“In the past 10 years, we have seen peanut yields increase to levels that I would never have imagined,” Parker said. “Ten years ago, the average peanut yield in the U.S. was 3,000 pounds per acre. In 2012 and 2013, it was over 4,000 pounds per acre. Even in 2014 the USDA says it’s going to be 3,800 pounds per acre, and we’ve been a little dry.”
Parker said that with the high yields farmers across Decatur County and the rest of the country are producing, the National Peanut Board is forced to develop new ways of selling peanuts.
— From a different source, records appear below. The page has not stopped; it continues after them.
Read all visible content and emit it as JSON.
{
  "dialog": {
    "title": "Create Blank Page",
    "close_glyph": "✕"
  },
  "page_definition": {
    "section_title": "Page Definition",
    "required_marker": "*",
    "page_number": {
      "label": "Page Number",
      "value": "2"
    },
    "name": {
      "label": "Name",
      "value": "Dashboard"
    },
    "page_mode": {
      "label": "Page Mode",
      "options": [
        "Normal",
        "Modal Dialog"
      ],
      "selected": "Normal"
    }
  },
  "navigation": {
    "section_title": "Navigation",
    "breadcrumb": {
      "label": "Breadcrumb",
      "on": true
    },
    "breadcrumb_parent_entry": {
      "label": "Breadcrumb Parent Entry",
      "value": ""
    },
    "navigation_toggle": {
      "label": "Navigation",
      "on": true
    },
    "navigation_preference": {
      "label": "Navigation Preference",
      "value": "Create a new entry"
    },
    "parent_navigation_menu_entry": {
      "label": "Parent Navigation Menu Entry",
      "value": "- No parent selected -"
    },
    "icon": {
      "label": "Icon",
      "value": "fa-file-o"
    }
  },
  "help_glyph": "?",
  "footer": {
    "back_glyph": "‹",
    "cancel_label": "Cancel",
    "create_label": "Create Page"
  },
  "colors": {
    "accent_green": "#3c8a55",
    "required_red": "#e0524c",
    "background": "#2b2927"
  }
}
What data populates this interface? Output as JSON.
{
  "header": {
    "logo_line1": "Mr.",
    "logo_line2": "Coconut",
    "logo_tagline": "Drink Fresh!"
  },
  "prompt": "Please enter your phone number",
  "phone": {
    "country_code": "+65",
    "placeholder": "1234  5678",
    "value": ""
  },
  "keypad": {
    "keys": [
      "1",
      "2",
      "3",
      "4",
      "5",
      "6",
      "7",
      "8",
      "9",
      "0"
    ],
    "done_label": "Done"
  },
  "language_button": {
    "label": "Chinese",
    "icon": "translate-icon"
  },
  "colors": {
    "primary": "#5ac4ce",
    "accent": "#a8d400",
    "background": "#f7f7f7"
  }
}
One new idea is an advertising platform called the “Perfectly Powered Peanut.” The general message the campaign has set out to send is that peanuts are as healthy as any other nut, including almonds. Parker said the ads would be in many different agriculture magazines and could even be found in the New York City subway system.
Other platforms to sell more peanuts involve an education campaign on the truth about peanut allergies and numerous consumer events.
If peanut sales don’t rise along with higher yields, Parker noted it could ultimately have an effect on local farmers.
“What it means to our peanut farmers in this audience is if we don’t find a way to sell more peanuts, it could reduce your acreage by 25-30 percent, and that disrupts your whole farming system,” Parker said.
Thankfully, Parker said foreign exports have been climbing to countries in Europe and Japan. Even China has shown major interest, which by itself bought as many peanuts as the U.S. normally exports in 2012.
“There’s never been a better time to be a part of agriculture, and especially the peanut industry,” Parker said.